Support for Windows XP comes to an end today. Despite that, there are still a fair number of customers continuing to run the aging operating system. While those customers may be a bit sad about the demise, not everyone is.
On the heels of my colleague Joe Wilcox touting Chromebook, Google does the same. The company is taking advantage of this situation to lure current Windows XP users over to its Chromebook platform. In fact, the search giant is using the company's own PR against it, stating "even Microsoft admits: it's time for a change". That statement is followed by an image of an aged computer, complete with CRT monitor.
Today Mihaita Bamburic bids "Goodbye, Windows XP!" Meanwhile, Wayne Williams walks down eXPerience memory lane. For good reason: This week, Microsoft pulls the life support plug -- following many, many, many delays. Henceforth, you use XP at your own risk, or forcibly march forward into the second decade of the 21st Century. You could follow Microsoft to Windows 8.1, or be truly courageous. Mac or Linux laptop are options, or you could go Chromebook. Yeah, you read right.
Here in the United States, Best Buy will trade in your XP clunker and give "minimum of $100 toward the purchase of a new Windows computer, Apple computer or Chromebook". The offer ends April 19, so hurry. The cash back will practically pay for a new Chromebook, which costs so little and does so much -- surely more than your XP wheezer.

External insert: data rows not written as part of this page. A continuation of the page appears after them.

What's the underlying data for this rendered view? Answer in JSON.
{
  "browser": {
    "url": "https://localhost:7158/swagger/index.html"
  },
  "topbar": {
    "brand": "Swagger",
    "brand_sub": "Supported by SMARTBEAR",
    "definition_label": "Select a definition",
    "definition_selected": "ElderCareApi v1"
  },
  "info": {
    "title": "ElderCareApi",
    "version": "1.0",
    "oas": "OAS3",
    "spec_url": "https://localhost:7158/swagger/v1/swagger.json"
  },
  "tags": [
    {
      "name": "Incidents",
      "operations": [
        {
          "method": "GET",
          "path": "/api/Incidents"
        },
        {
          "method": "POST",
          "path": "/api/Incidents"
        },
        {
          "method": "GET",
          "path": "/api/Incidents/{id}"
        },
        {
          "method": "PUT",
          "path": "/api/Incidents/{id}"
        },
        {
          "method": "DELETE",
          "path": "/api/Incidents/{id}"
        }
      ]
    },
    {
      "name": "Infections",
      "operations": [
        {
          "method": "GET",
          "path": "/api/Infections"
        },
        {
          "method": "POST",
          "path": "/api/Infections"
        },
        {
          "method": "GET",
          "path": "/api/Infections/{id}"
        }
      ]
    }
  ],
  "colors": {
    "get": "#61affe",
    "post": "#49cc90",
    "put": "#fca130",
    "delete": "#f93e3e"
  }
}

Someone from the Windows division once told me that O2, as in Oxygen, was one of the runner-up names for XP. How fitting. Your old machine has been living off oxygen for far too long. Pull the plug. I'll give you some reasons why Chromebook.